Web page and app entries:
◆ ◆ ◆ ◆ ◆ ◆ ◆

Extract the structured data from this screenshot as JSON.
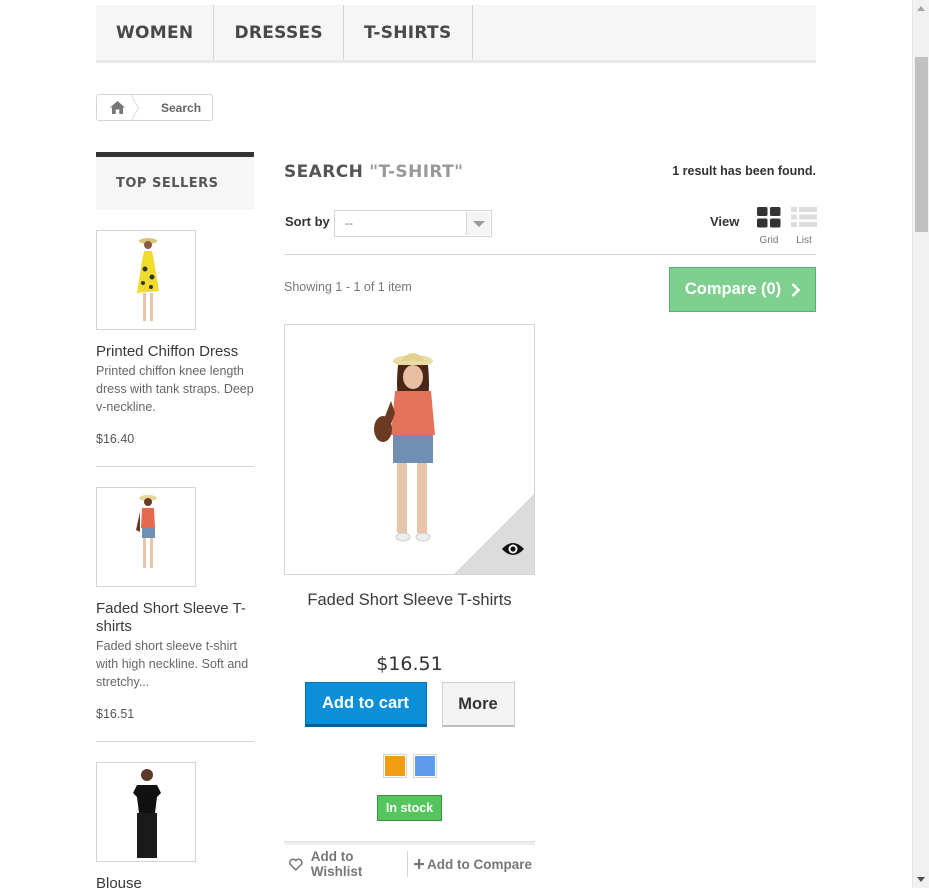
{
  "topmenu": {
    "items": [
      "WOMEN",
      "DRESSES",
      "T-SHIRTS"
    ]
  },
  "breadcrumb": {
    "current": "Search"
  },
  "sidebar": {
    "title": "TOP SELLERS",
    "items": [
      {
        "name": "Printed Chiffon Dress",
        "desc": "Printed chiffon knee length dress with tank straps. Deep v-neckline.",
        "price": "$16.40"
      },
      {
        "name": "Faded Short Sleeve T-shirts",
        "desc": "Faded short sleeve t-shirt with high neckline. Soft and stretchy...",
        "price": "$16.51"
      },
      {
        "name": "Blouse"
      }
    ]
  },
  "search": {
    "label": "SEARCH",
    "query": "\"T-SHIRT\"",
    "result_count": "1 result has been found."
  },
  "sort": {
    "label": "Sort by",
    "value": "--"
  },
  "view": {
    "label": "View",
    "grid": "Grid",
    "list": "List"
  },
  "showing": "Showing 1 - 1 of 1 item",
  "compare": {
    "label": "Compare (0)"
  },
  "product": {
    "name": "Faded Short Sleeve T-shirts",
    "price": "$16.51",
    "add_to_cart": "Add to cart",
    "more": "More",
    "colors": [
      "#f39c11",
      "#5d9cec"
    ],
    "stock": "In stock",
    "wishlist": "Add to Wishlist",
    "add_compare": "Add to Compare"
  }
}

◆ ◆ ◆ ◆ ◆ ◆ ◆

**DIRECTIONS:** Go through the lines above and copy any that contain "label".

**ANSWER SPACE:**
    "label": "SEARCH",
    "label": "Sort by",
    "label": "View",
    "label": "Compare (0)"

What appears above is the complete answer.